For another great take on this, check out what Tim O'Reilly has to say about Pipes. I don't think he's over-selling it by calling Pipes "milestone in the history of the internet." It's seriously cool stuff.
I'm hoping we can pull together some demos and interviews with the team next week. Watch the Yahoo! Developer Network blog for more...
- Remixing the Web with Yahoo! Pipes by Ed Ho, one of the amazing Pipes developers
- Pipes! by Bradley Horowitz
- Yahoo Pipes - The Internet is a Series of Them by Pete Cashmore
- Yahoo Pipes by Glenn Slaven
- Review: Yahoo! Pipes by Matt Cutts of Google
- Yahoo Pipes on Gadgetopia
- Pipes: Remixing the Web by Jonathon Trevor, another of the kick-ass Pipes developers
- Yahoo! Pipes remixes the syndicated web by Niall Kennedy
- Yahoo Pipes by Anil Dash
- cat rss | ... by Ryan Kennedy of Y! Mail API fame
- yahoo pipes…rss splicing and more… by Don Loeb of Feedburner
- Yahoo! Pipes by Avi Bryant of DabbleDB
- Yahoo Launches Pipes, an RSS Remixer by Richard MacManus
- Yahoo! Launches Pipes by Nik on TechCrunch
- Yahoo! Pipes: “a milestone in the history of the internet” by Chad Dickerson of the Yahoo! Developer Network
- Pipes! by Pasha Sadri, the man behind Pipes
- Yahoo Pipes becomes belle of the RSS ball by Larry Dignan of ZDNet
- The WOW starts now: Yahoo! Pipes by Garvin Hicking
- Pipes on the Internet: Yahoo Pipes by Ajit K
- Online Visual Programming with Yahoo! Pipes by Heritage Tech
Update @7:20am on Feb 8th: Pipes is currently down. There's a lot of interest, so things are getting tweaked on the backend. I'll post more when we have an update.

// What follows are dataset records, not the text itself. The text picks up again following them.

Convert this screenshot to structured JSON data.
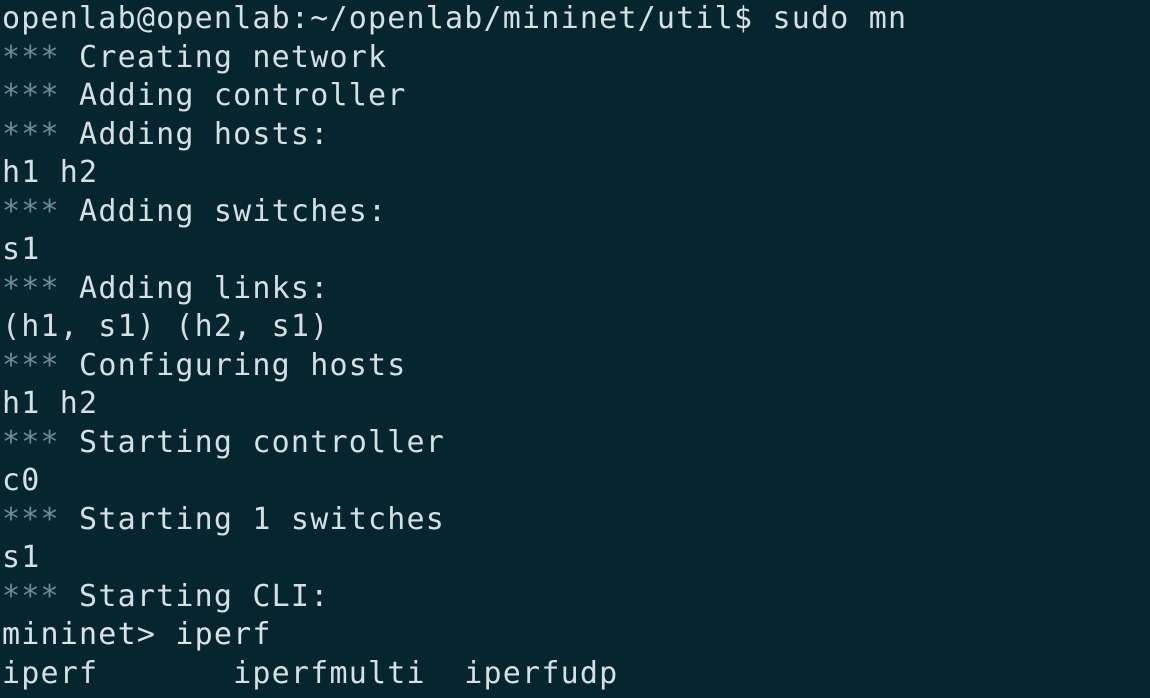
{
  "terminal": {
    "lines": [
      {
        "kind": "prompt",
        "text": "openlab@openlab:~/openlab/mininet/util$ sudo mn"
      },
      {
        "kind": "info",
        "stars": "***",
        "text": " Creating network"
      },
      {
        "kind": "info",
        "stars": "***",
        "text": " Adding controller"
      },
      {
        "kind": "info",
        "stars": "***",
        "text": " Adding hosts:"
      },
      {
        "kind": "plain",
        "text": "h1 h2"
      },
      {
        "kind": "info",
        "stars": "***",
        "text": " Adding switches:"
      },
      {
        "kind": "plain",
        "text": "s1"
      },
      {
        "kind": "info",
        "stars": "***",
        "text": " Adding links:"
      },
      {
        "kind": "plain",
        "text": "(h1, s1) (h2, s1)"
      },
      {
        "kind": "info",
        "stars": "***",
        "text": " Configuring hosts"
      },
      {
        "kind": "plain",
        "text": "h1 h2"
      },
      {
        "kind": "info",
        "stars": "***",
        "text": " Starting controller"
      },
      {
        "kind": "plain",
        "text": "c0"
      },
      {
        "kind": "info",
        "stars": "***",
        "text": " Starting 1 switches"
      },
      {
        "kind": "plain",
        "text": "s1"
      },
      {
        "kind": "info",
        "stars": "***",
        "text": " Starting CLI:"
      },
      {
        "kind": "plain",
        "text": "mininet> iperf"
      },
      {
        "kind": "plain",
        "text": "iperf       iperfmulti  iperfudp"
      }
    ]
  },
  "colors": {
    "background": "#05262f",
    "text": "#d6dfe2",
    "stars": "#6f8d94"
  }
}
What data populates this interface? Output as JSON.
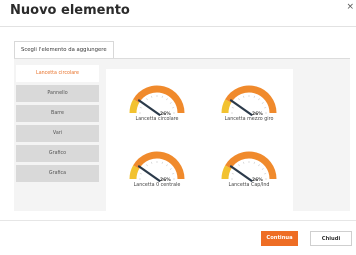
{
  "dialog": {
    "title": "Nuovo elemento",
    "close_label": "×"
  },
  "tab": {
    "label": "Scegli l'elemento da aggiungere"
  },
  "sidebar": {
    "items": [
      {
        "label": "Lancetta circolare",
        "active": true
      },
      {
        "label": "Pannello"
      },
      {
        "label": "Barre"
      },
      {
        "label": "Vari"
      },
      {
        "label": "Grafico"
      },
      {
        "label": "Grafica"
      }
    ]
  },
  "gauges": [
    {
      "label": "Lancetta circolare",
      "percent_text": "26%",
      "value": 0.26
    },
    {
      "label": "Lancetta mezzo giro",
      "percent_text": "26%",
      "value": 0.26
    },
    {
      "label": "Lancetta 0 centrale",
      "percent_text": "26%",
      "value": 0.26
    },
    {
      "label": "Lancetta Cap/Ind",
      "percent_text": "26%",
      "value": 0.26
    }
  ],
  "buttons": {
    "continue_label": "Continua",
    "close_label": "Chiudi"
  },
  "colors": {
    "accent": "#ee6d24",
    "gauge_orange": "#f08a2c",
    "gauge_yellow": "#f2c230",
    "needle": "#2b3a4a"
  }
}
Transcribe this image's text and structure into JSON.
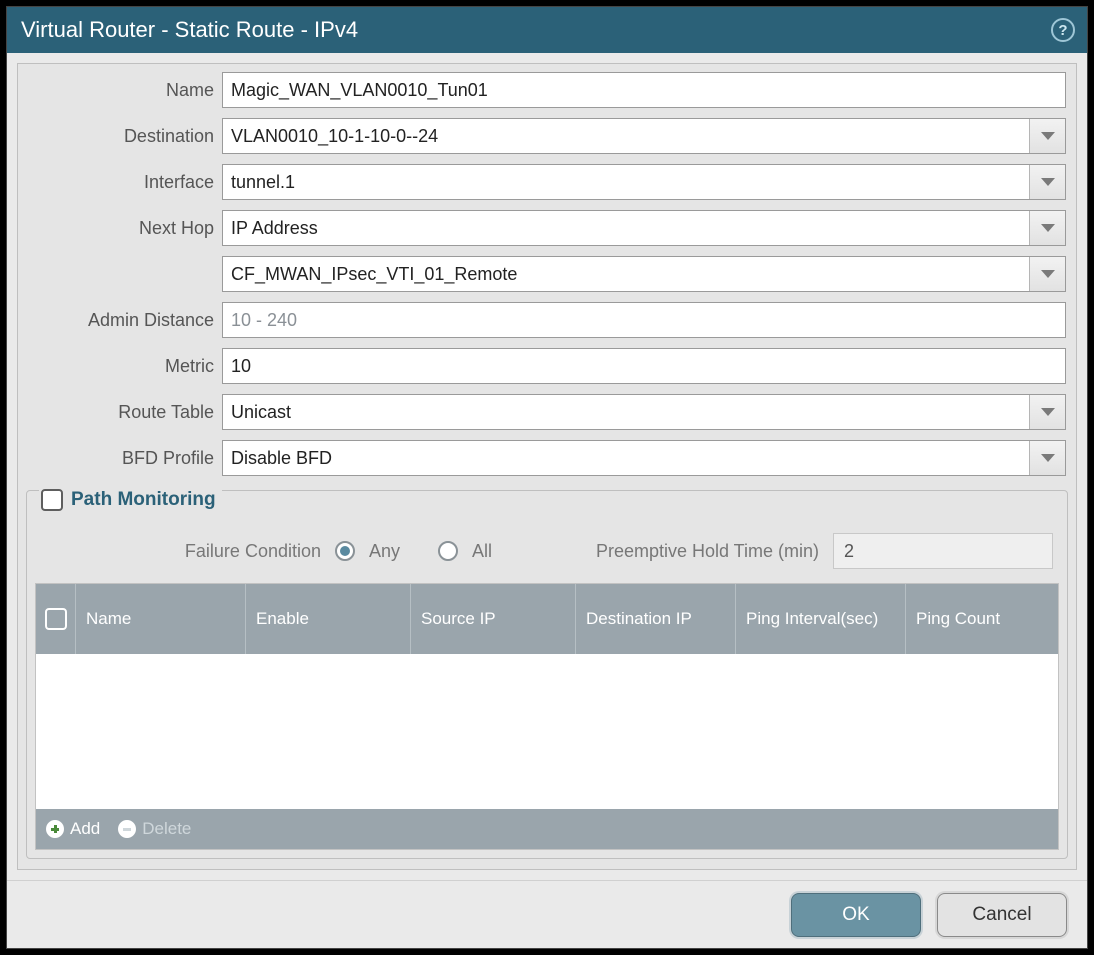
{
  "title": "Virtual Router - Static Route - IPv4",
  "help_tooltip": "Help",
  "labels": {
    "name": "Name",
    "destination": "Destination",
    "interface": "Interface",
    "next_hop": "Next Hop",
    "admin_distance": "Admin Distance",
    "metric": "Metric",
    "route_table": "Route Table",
    "bfd_profile": "BFD Profile"
  },
  "fields": {
    "name": "Magic_WAN_VLAN0010_Tun01",
    "destination": "VLAN0010_10-1-10-0--24",
    "interface": "tunnel.1",
    "next_hop_type": "IP Address",
    "next_hop_value": "CF_MWAN_IPsec_VTI_01_Remote",
    "admin_distance": "",
    "admin_distance_placeholder": "10 - 240",
    "metric": "10",
    "route_table": "Unicast",
    "bfd_profile": "Disable BFD"
  },
  "path_monitoring": {
    "legend": "Path Monitoring",
    "enabled": false,
    "failure_condition_label": "Failure Condition",
    "options": {
      "any": "Any",
      "all": "All"
    },
    "failure_condition": "any",
    "preemptive_label": "Preemptive Hold Time (min)",
    "preemptive_value": "2",
    "table": {
      "columns": {
        "name": "Name",
        "enable": "Enable",
        "source_ip": "Source IP",
        "destination_ip": "Destination IP",
        "ping_interval": "Ping Interval(sec)",
        "ping_count": "Ping Count"
      },
      "rows": []
    },
    "actions": {
      "add": "Add",
      "delete": "Delete"
    }
  },
  "footer": {
    "ok": "OK",
    "cancel": "Cancel"
  }
}
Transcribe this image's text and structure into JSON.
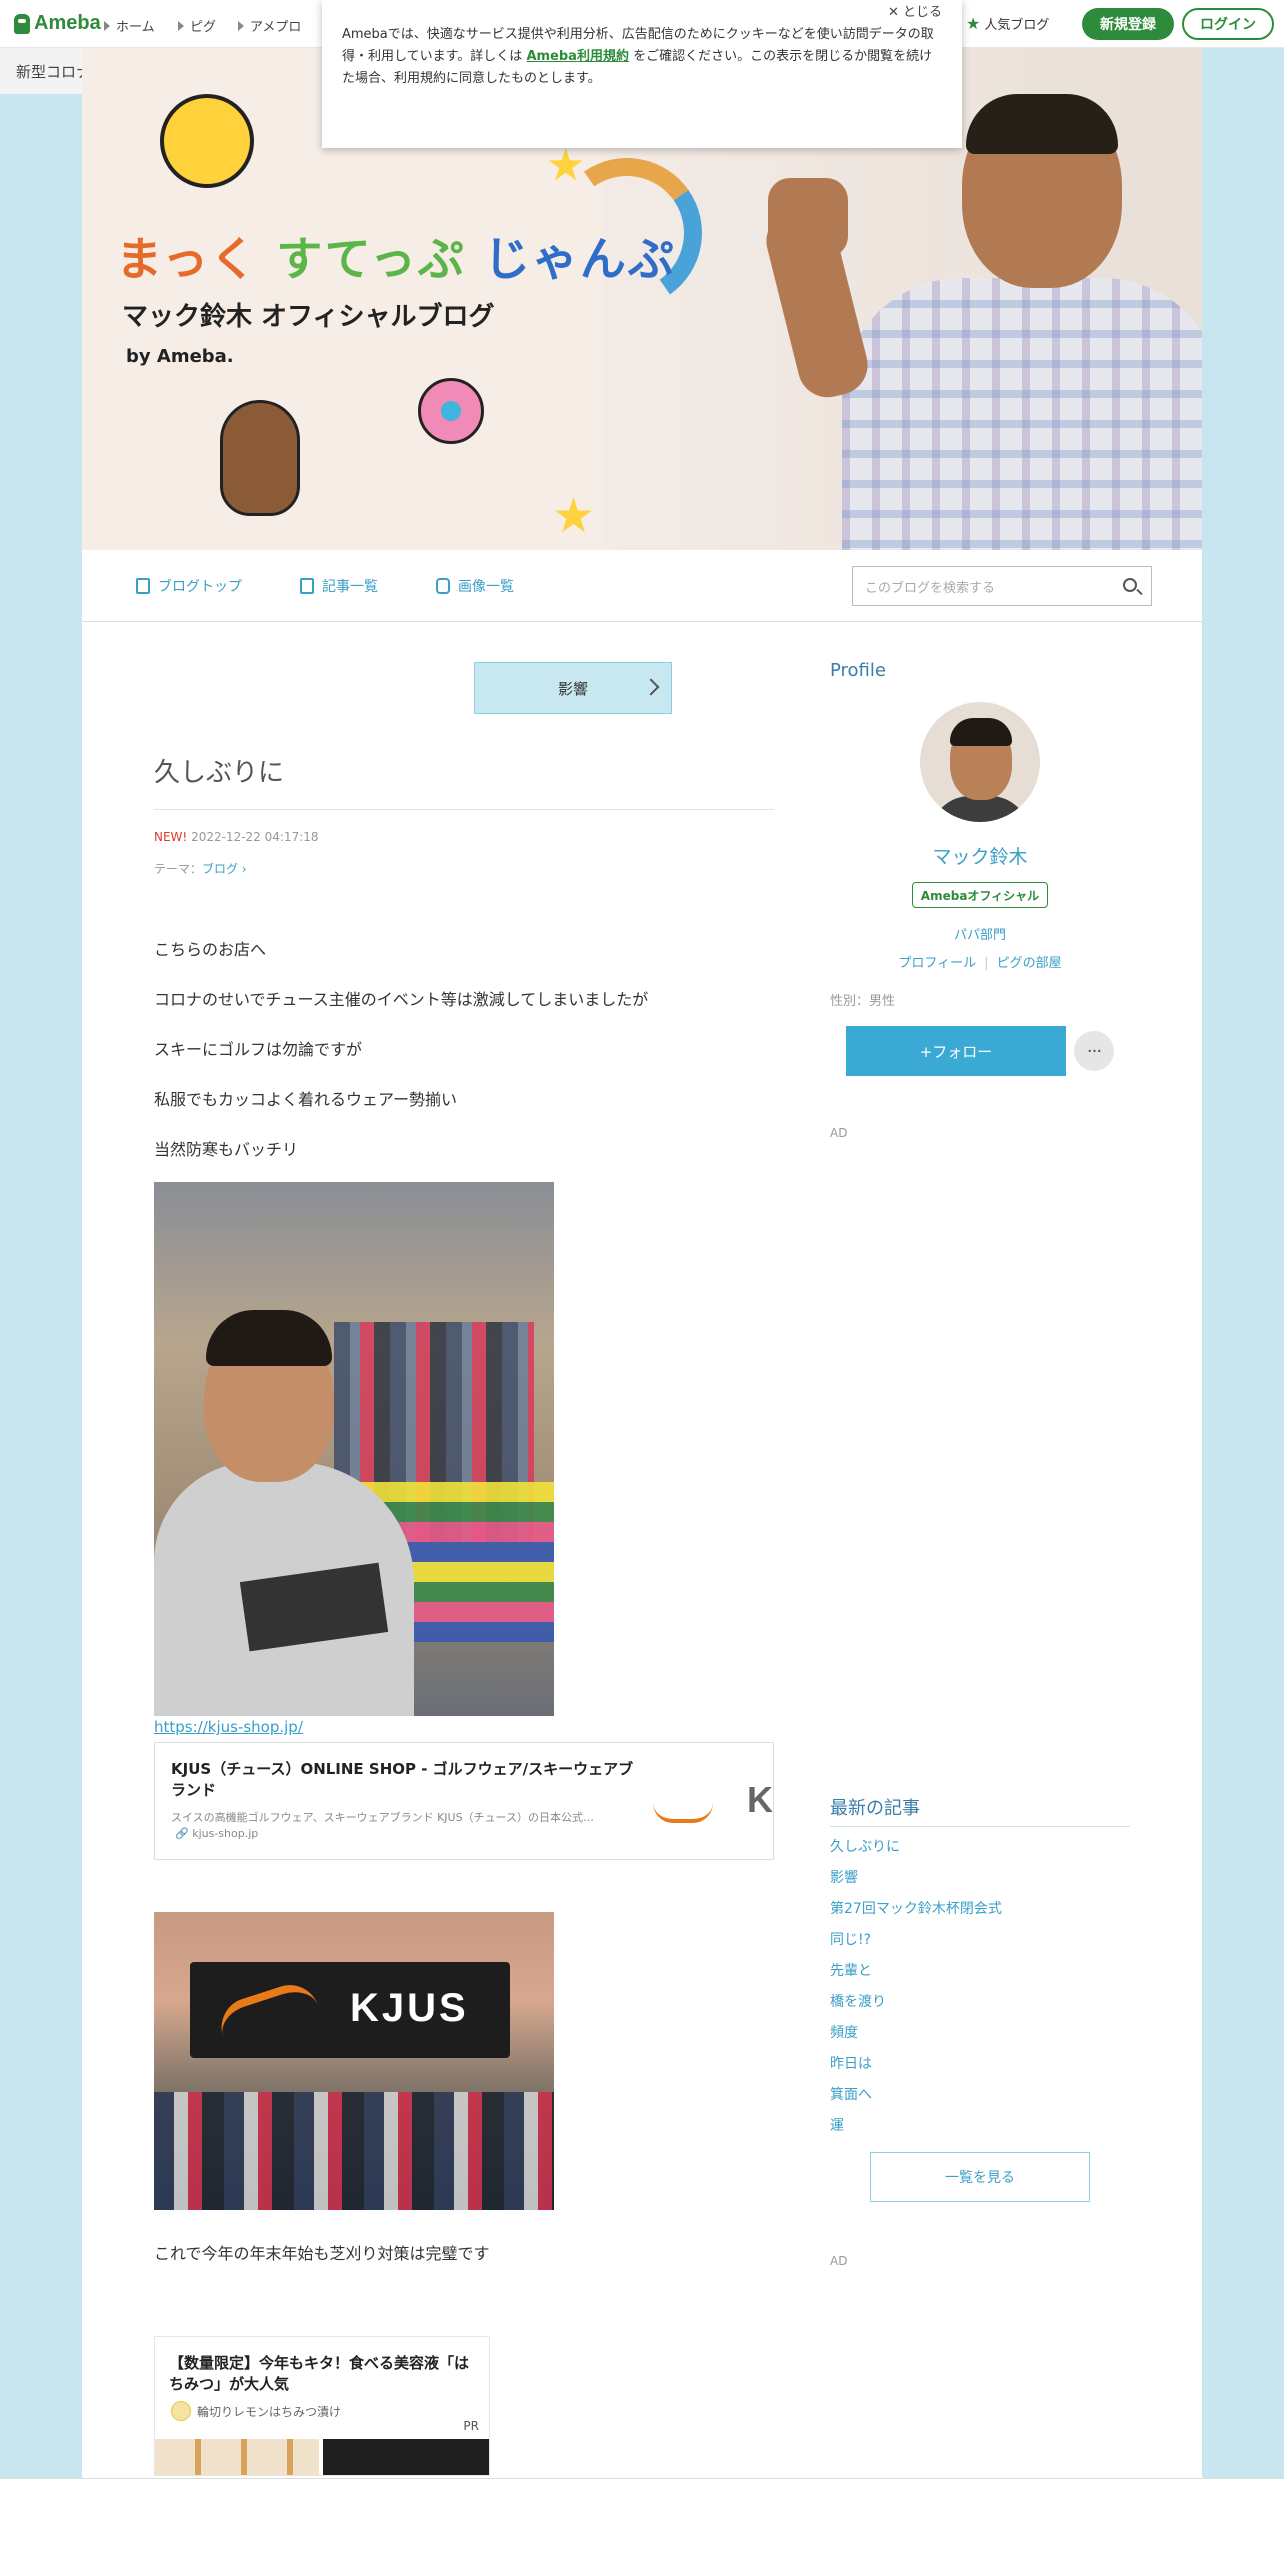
{
  "topbar": {
    "logo": "Ameba",
    "nav": [
      "ホーム",
      "ピグ",
      "アメプロ"
    ],
    "popular": "人気ブログ",
    "signup": "新規登録",
    "login": "ログイン"
  },
  "covid_bar": {
    "text": "新型コロナウイルスに関する情報について",
    "chevron": ">"
  },
  "cookie": {
    "text_before": "Amebaでは、快適なサービス提供や利用分析、広告配信のためにクッキーなどを使い訪問データの取得・利用しています。詳しくは ",
    "link": "Ameba利用規約",
    "text_after": " をご確認ください。この表示を閉じるか閲覧を続けた場合、利用規約に同意したものとします。",
    "close": "✕ とじる"
  },
  "banner": {
    "title_a": "まっく",
    "title_b": "すてっぷ",
    "title_c": "じゃんぷ",
    "subtitle": "マック鈴木 オフィシャルブログ",
    "by": "by Ameba."
  },
  "blognav": {
    "items": [
      "ブログトップ",
      "記事一覧",
      "画像一覧"
    ],
    "search_placeholder": "このブログを検索する"
  },
  "article": {
    "prev_label": "影響",
    "title": "久しぶりに",
    "new_badge": "NEW!",
    "datetime": "2022-12-22 04:17:18",
    "theme_label": "テーマ：",
    "theme": "ブログ",
    "paragraphs": [
      "こちらのお店へ",
      "コロナのせいでチュース主催のイベント等は激減してしまいましたが",
      "スキーにゴルフは勿論ですが",
      "私服でもカッコよく着れるウェアー勢揃い",
      "当然防寒もバッチリ"
    ],
    "link_url": "https://kjus-shop.jp/",
    "link_card": {
      "title": "KJUS（チュース）ONLINE SHOP - ゴルフウェア/スキーウェアブランド",
      "desc": "スイスの高機能ゴルフウェア、スキーウェアブランド KJUS（チュース）の日本公式…",
      "domain": "kjus-shop.jp",
      "thumb_letter": "K"
    },
    "sign_text": "KJUS",
    "closing": "これで今年の年末年始も芝刈り対策は完璧です",
    "ad": {
      "title": "【数量限定】今年もキタ！食べる美容液「はちみつ」が大人気",
      "advertiser": "輪切りレモンはちみつ漬け",
      "pr": "PR"
    }
  },
  "sidebar": {
    "profile_heading": "Profile",
    "name": "マック鈴木",
    "official": "Amebaオフィシャル",
    "category": "パパ部門",
    "links": [
      "プロフィール",
      "ピグの部屋"
    ],
    "gender": "性別：男性",
    "follow": "+フォロー",
    "more": "···",
    "ad_label": "AD",
    "recent_heading": "最新の記事",
    "recent": [
      "久しぶりに",
      "影響",
      "第27回マック鈴木杯閉会式",
      "同じ!?",
      "先輩と",
      "橋を渡り",
      "頻度",
      "昨日は",
      "箕面へ",
      "運"
    ],
    "view_all": "一覧を見る"
  },
  "colors": {
    "brand_green": "#2d8c3c",
    "accent_blue": "#3a9fc8",
    "background": "#c8e6ef"
  }
}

Update @7:00am on Feb 9th: Pipes is alive and tuned! Try it out.
Posted by jzawodn at February 07, 2007 08:06 PM